– Help change positions or stand if they are struggling
– Give subcutaneous fluids daily to prevent dehydration
– Feed small, frequent, low-protein meals they can tolerate
– Use antiemetic medication if nausea and vomiting are problems
– Monitor for secondary issues like ulcers or infections
– Carry them outdoors for bathroom needs if needed
– Provide lots of comforting, gentle pets and massages
– Speak softly and reassure them when they seem distressed

The goal is to minimize suffering while maximizing dignity and comfort during this difficult time. Be your dog’s ally through the challenges kidney disease brings.

13. Dogs with kidney disease often throw up due to:

– Nausea and loss of appetite from toxins building up
– Uremic gastritis causing stomach inflammation
– Gastrointestinal ulcers aggravated by toxins
– Medication side effects like vomiting
– Metabolic acidosis disrupting the digestive system
– Dehydration making dogs prone to regurgitation
– Electrolyte imbalances like high calcium or potassium
– Peritonitis from the kidneys leaking infected fluid
– Protein or dietary intolerances

14. In the last days of a dog’s life with stage 4 kidney failure, some common signs are:

– Extreme lethargy and unwillingness to move
– Loss of interest in food, water, or surroundings
– Vomiting, diarrhea, and gastrointestinal distress
– Labored, heavy panting and breathing issues
– Disorientation, confusion, and irregular behavior
– Collapsing episodes and inability to stand
– Uncontrollable urination or incontinence
– Oral ulcers and foul-smelling breath
– Muscle twitching or seizures
– Fluid retention causing swelling
– Irregular heart rate and arrhythmias

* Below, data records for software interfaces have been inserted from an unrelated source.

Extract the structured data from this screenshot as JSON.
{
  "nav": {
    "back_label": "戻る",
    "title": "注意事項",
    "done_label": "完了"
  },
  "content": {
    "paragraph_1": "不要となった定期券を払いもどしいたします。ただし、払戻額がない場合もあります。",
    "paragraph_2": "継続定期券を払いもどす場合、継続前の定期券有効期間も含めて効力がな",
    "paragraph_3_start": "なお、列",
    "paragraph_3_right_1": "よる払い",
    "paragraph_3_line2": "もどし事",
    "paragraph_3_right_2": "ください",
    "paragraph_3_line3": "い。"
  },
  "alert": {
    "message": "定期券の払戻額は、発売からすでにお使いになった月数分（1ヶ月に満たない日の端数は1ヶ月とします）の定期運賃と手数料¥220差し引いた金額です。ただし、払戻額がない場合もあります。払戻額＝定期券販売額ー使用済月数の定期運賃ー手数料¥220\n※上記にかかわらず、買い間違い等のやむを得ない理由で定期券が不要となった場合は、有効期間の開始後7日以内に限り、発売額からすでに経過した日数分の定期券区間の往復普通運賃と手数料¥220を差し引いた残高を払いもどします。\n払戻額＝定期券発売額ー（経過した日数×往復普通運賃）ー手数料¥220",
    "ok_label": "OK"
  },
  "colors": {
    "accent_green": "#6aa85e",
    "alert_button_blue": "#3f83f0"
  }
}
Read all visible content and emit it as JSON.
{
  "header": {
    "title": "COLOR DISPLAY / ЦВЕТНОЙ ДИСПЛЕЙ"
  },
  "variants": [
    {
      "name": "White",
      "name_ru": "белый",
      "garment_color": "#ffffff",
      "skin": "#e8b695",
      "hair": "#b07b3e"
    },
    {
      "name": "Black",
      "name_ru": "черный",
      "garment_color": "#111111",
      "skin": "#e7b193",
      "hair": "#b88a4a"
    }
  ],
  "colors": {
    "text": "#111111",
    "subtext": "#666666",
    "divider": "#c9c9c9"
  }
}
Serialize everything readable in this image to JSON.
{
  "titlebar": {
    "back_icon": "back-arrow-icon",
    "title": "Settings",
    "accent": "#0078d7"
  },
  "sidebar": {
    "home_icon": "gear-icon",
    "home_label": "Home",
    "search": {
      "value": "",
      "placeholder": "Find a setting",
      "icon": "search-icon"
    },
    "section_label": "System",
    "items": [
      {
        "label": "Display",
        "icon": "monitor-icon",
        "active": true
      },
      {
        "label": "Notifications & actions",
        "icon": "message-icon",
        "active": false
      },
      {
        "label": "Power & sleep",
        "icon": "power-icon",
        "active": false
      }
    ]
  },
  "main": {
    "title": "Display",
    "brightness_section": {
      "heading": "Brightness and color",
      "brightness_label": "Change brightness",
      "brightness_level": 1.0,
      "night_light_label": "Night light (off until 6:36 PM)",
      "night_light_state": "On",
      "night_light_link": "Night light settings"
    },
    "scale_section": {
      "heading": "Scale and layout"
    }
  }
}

Kidney failure in dogs requires specific care and attention in order to maintain their quality of life for as long as possible. Knowing the signs and symptoms of this condition can help you detect it early, as well as provide your pup with the best care and support during their last days.

In some cases, dogs may be able to live for several weeks or even months with kidney failure in dogs without treatment. However, this can be very uncomfortable for them and it is not recommended as the condition will likely progress over time. Therefore, it’s important to seek medical attention from your vet if you suspect that your pup may have renal failure so that they can begin treatment as soon as possible to slow down the progression of the condition.

There are also lifestyle changes you can make such as providing a comfortable environment and avoiding toxins that could potentially cause further damage. By following these tips and working closely with your vet, you can help give your pup the best chance at a happy and healthy life despite their diagnosis.